▶ Activity
Please copy the listing below in its entirety, without alteration.

---+---

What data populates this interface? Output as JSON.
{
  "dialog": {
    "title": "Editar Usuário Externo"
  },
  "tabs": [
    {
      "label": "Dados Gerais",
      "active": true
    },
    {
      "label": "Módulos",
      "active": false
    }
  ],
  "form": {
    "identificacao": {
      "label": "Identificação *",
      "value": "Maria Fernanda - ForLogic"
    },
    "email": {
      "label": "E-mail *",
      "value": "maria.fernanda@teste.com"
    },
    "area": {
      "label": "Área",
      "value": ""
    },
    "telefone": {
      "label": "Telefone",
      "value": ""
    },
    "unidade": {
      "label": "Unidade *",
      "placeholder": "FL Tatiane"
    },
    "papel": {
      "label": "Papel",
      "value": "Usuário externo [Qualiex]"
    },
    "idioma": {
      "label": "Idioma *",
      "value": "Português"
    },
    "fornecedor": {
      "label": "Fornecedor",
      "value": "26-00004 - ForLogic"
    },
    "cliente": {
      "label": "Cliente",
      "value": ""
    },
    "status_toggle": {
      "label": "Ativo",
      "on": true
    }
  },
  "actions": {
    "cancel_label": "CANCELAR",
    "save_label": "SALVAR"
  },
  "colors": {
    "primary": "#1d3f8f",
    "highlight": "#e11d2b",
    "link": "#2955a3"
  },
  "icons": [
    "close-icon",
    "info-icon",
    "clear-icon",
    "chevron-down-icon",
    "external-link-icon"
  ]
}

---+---

▶ Solution
What data populates this interface? Output as JSON.
{
  "dialog": {
    "title": "Editar Usuário Externo"
  },
  "tabs": [
    {
      "label": "Dados Gerais",
      "active": true
    },
    {
      "label": "Módulos",
      "active": false
    }
  ],
  "form": {
    "identificacao": {
      "label": "Identificação *",
      "value": "Maria Fernanda - ForLogic"
    },
    "email": {
      "label": "E-mail *",
      "value": "maria.fernanda@teste.com"
    },
    "area": {
      "label": "Área",
      "value": ""
    },
    "telefone": {
      "label": "Telefone",
      "value": ""
    },
    "unidade": {
      "label": "Unidade *",
      "placeholder": "FL Tatiane"
    },
    "papel": {
      "label": "Papel",
      "value": "Usuário externo [Qualiex]"
    },
    "idioma": {
      "label": "Idioma *",
      "value": "Português"
    },
    "fornecedor": {
      "label": "Fornecedor",
      "value": "26-00004 - ForLogic"
    },
    "cliente": {
      "label": "Cliente",
      "value": ""
    },
    "status_toggle": {
      "label": "Ativo",
      "on": true
    }
  },
  "actions": {
    "cancel_label": "CANCELAR",
    "save_label": "SALVAR"
  },
  "colors": {
    "primary": "#1d3f8f",
    "highlight": "#e11d2b",
    "link": "#2955a3"
  },
  "icons": [
    "close-icon",
    "info-icon",
    "clear-icon",
    "chevron-down-icon",
    "external-link-icon"
  ]
}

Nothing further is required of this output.